When the water in your pool evaporates, it carries with it the heat, consequently cooling down your pool. So, if you can prevent evaporation, then you can significantly reduce the amount of heat loss. As such, covering your pool will help to warm the water up.
The size of your pool, the efficiency of your pump and filter, and how dirty your pool is are just some of the factors you need to consider. Nevertheless, most pool cleaning professionals would advise against running a pool pump for more than 8 hours a day.
Pool Closing Mistake 1: Skipping the Pool Cover
For one thing, an uncovered pool will become a catch-all for leaves and debris. Those leaves will spend all winter stewing away in the bottom of your pool. In the spring, you'll be welcomed with a nasty, sludgy mess.
No, but winter covers protect your pool from stains, algae growth and poor water balance that could damage pool surfaces. Pool covers block both debris and sunlight, to conserve your winter chemicals and protect soft and shiny surfaces.
Definitely close your pool before the temperatures fall under 30°F (-1°C) at night. As long as the pump is running, the water is moving, so it won't freeze. But if you lose electricity during a storm and it gets down below freezing, the water will freeze in the pump and filter.
No matter where you're swimming, avoiding water below 70 degrees Fahrenheit is a good rule of thumb for the average swimmer. The truth of the matter, though, is that 70 degrees is still pretty chilly. You'll probably have a better time if you wait for warmer water. In fact, you'll be safer, too.
Without a heater it very much depends on the weather. A number of hot sunny days or quite a few cool cloudy days, anything from two days to a month. It also very much depends on how much you want to get in the pool, ie are willing to try the pool at cooler temperatures.
A pool that is uncovered can lose up to 5 degrees F overnight; a good cover can cut that loss by half. Used at night or whenever your pool is not in use, the pool cover can help save fuel costs by cutting heat loss regardless of the type of heating you utilize.
Sometimes also called an ice compensator, a pool air pillow is used to compensate for the accumulation of rain, snow, and ice that may build up on the pool cover over the winter months. By placing an air-filled pool pillow under the winter cover, you create a void in the water and on the top of the cover.

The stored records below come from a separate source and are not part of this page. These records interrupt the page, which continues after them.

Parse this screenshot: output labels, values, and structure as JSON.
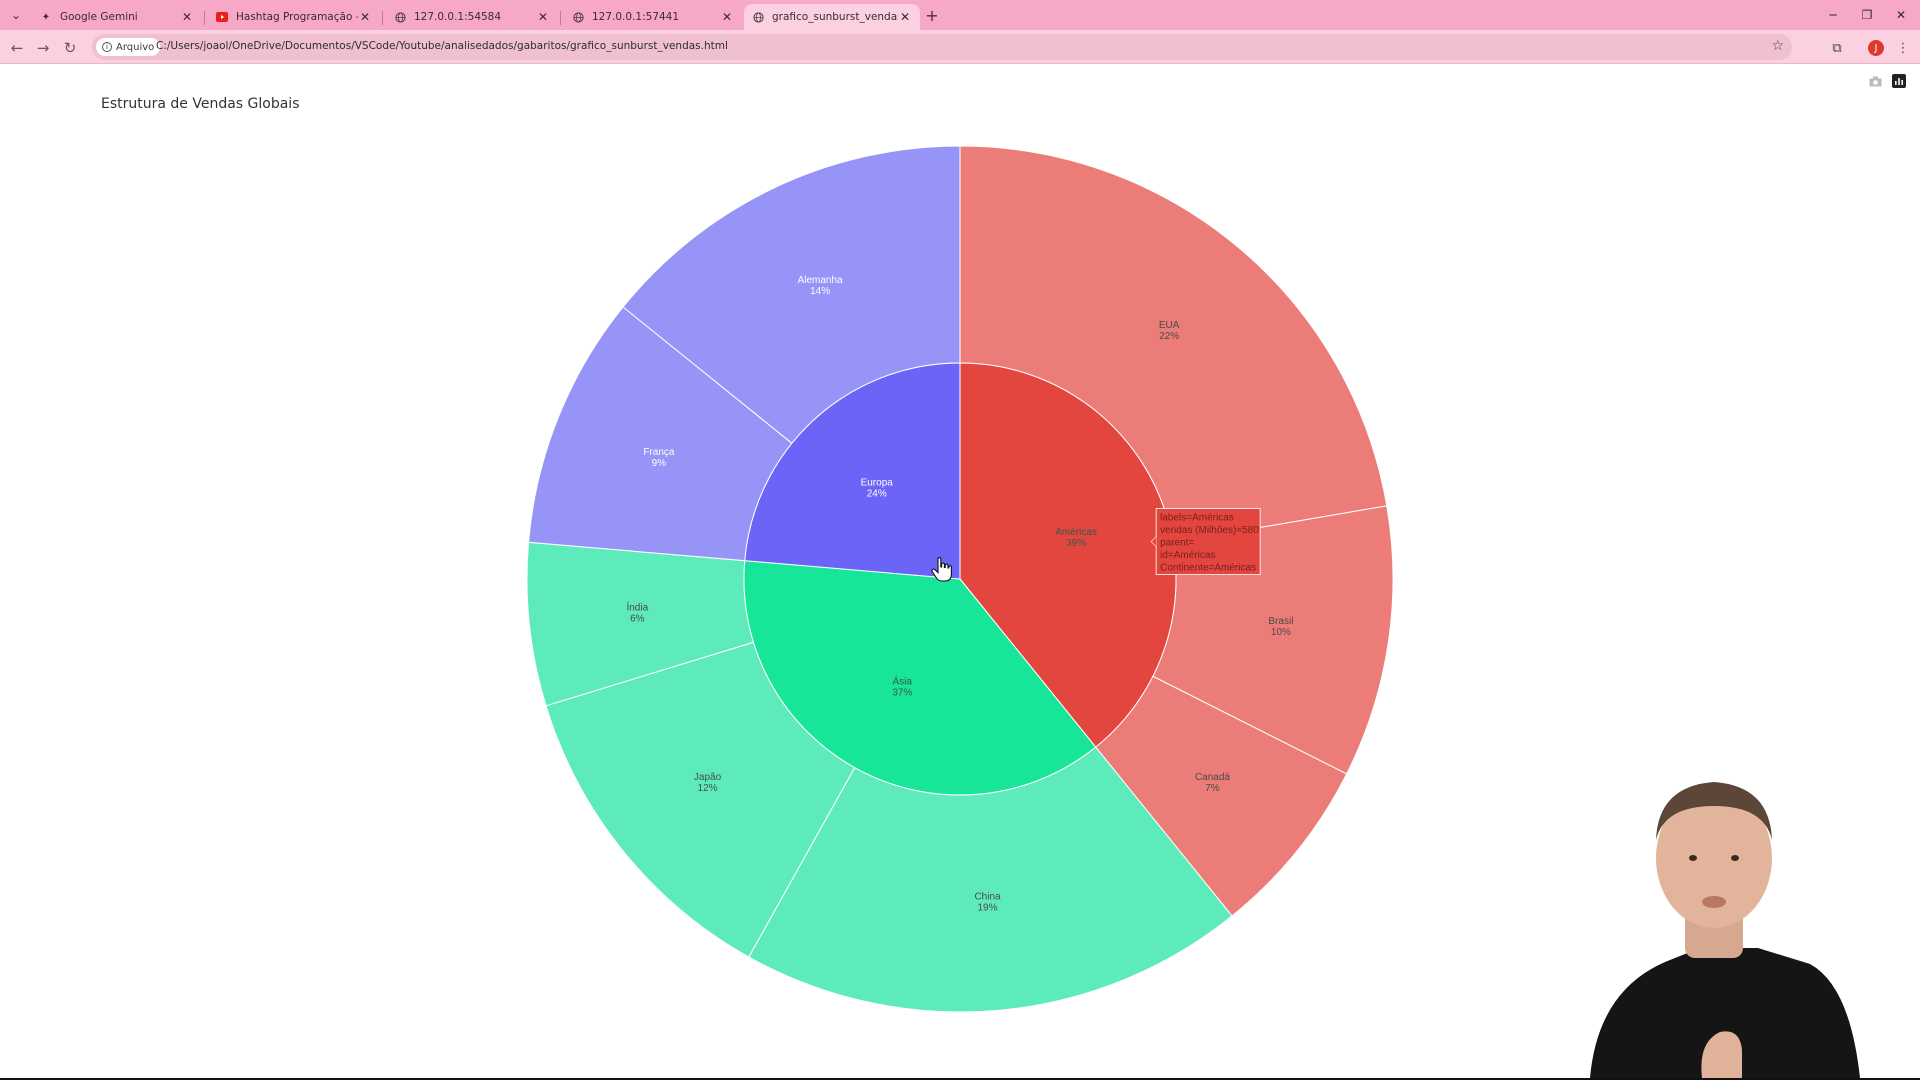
{
  "browser": {
    "tabs": [
      {
        "title": "Google Gemini",
        "icon": "gemini-icon",
        "active": false
      },
      {
        "title": "Hashtag Programação - YouTube",
        "icon": "youtube-icon",
        "active": false
      },
      {
        "title": "127.0.0.1:54584",
        "icon": "globe-icon",
        "active": false
      },
      {
        "title": "127.0.0.1:57441",
        "icon": "globe-icon",
        "active": false
      },
      {
        "title": "grafico_sunburst_vendas.html",
        "icon": "globe-icon",
        "active": true
      }
    ],
    "site_chip": "Arquivo",
    "url": "C:/Users/joaol/OneDrive/Documentos/VSCode/Youtube/analisedados/gabaritos/grafico_sunburst_vendas.html",
    "profile_initial": "J",
    "colors": {
      "tabbar": "#f7a8c7",
      "toolbar": "#fbd0e0"
    }
  },
  "chart": {
    "title": "Estrutura de Vendas Globais"
  },
  "chart_data": {
    "type": "sunburst",
    "title": "Estrutura de Vendas Globais",
    "value_field": "vendas (Milhões)",
    "continents": [
      {
        "name": "Américas",
        "percent": "39%",
        "value": 580,
        "color": "#e2463f",
        "child_color": "#ec7c78",
        "children": [
          {
            "name": "EUA",
            "percent": "22%",
            "value": 330
          },
          {
            "name": "Brasil",
            "percent": "10%",
            "value": 150
          },
          {
            "name": "Canadá",
            "percent": "7%",
            "value": 100
          }
        ]
      },
      {
        "name": "Ásia",
        "percent": "37%",
        "value": 550,
        "color": "#17e597",
        "child_color": "#5eebbc",
        "children": [
          {
            "name": "China",
            "percent": "19%",
            "value": 280
          },
          {
            "name": "Japão",
            "percent": "12%",
            "value": 180
          },
          {
            "name": "Índia",
            "percent": "6%",
            "value": 90
          }
        ]
      },
      {
        "name": "Europa",
        "percent": "24%",
        "value": 350,
        "color": "#6a65f6",
        "child_color": "#9794f8",
        "children": [
          {
            "name": "França",
            "percent": "9%",
            "value": 140
          },
          {
            "name": "Alemanha",
            "percent": "14%",
            "value": 210
          }
        ]
      }
    ],
    "hover": {
      "lines": [
        "labels=Américas",
        "vendas (Milhões)=580",
        "parent=",
        "id=Américas",
        "Continente=Américas"
      ]
    }
  }
}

Is It Safe To Run The pool Pump With The Pool Cover On? It is safe to run the pool pump and filter with a swimming pool cover on. The pool cover doesn't in any way stop or hinder the pool pump from circulating the water or carrying out its function.

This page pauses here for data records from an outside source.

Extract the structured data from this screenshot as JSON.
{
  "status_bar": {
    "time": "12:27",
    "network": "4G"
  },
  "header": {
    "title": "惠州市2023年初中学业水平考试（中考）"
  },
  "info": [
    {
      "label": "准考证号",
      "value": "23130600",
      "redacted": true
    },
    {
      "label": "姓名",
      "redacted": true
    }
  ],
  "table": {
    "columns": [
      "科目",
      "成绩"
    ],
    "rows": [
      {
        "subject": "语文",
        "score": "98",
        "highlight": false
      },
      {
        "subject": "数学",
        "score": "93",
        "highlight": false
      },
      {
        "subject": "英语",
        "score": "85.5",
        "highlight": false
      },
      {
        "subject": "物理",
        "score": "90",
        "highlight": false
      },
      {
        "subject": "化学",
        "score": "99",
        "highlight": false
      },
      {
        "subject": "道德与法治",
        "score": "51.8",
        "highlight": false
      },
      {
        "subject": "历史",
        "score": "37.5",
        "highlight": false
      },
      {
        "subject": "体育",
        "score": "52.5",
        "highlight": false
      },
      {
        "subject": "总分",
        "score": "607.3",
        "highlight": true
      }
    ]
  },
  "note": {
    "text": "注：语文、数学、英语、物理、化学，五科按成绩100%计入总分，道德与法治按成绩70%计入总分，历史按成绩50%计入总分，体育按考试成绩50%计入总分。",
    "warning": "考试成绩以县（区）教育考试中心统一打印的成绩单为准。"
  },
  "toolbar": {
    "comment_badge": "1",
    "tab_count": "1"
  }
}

The rule of thumb is generally 8 hours, although it could be anywhere from 6-12 hours, depending on your pool's size. Each pool is unique, so to keep your pool pump efficient and effective, you need to figure out exactly what your pool's turnover rate is.
Never close the cover immediately after shocking the pool. It is recommended to wait several hours before closing the cover. Use a test kit to regularly test the pool water. If the tests results are good, this does not imply the water chemistry was good prior to your current test results.
Keep your pool temperature lower
As I previously mentioned in my list of pool care essentials, having a thermometer to track your pool temperature is important because algae loves to grow in hotter temperatures––generally 85 degrees or above.
When preparing your pool for a storm, leave it uncovered. Installing any kind of cover across the pool will not do much to protect against dust and contaminants because storms often bring strong winds and heavy rain that can cause the cover to lift off your pool.
Yes! You don't have to close the pool, and you can keep it open year 'round, with or without a pool heater. Or for those in very cold climates, you could also consider a very late closing and early opening, winterizing and closing the pool for just 3 or 4 months, instead of the normal 6 or 7 months.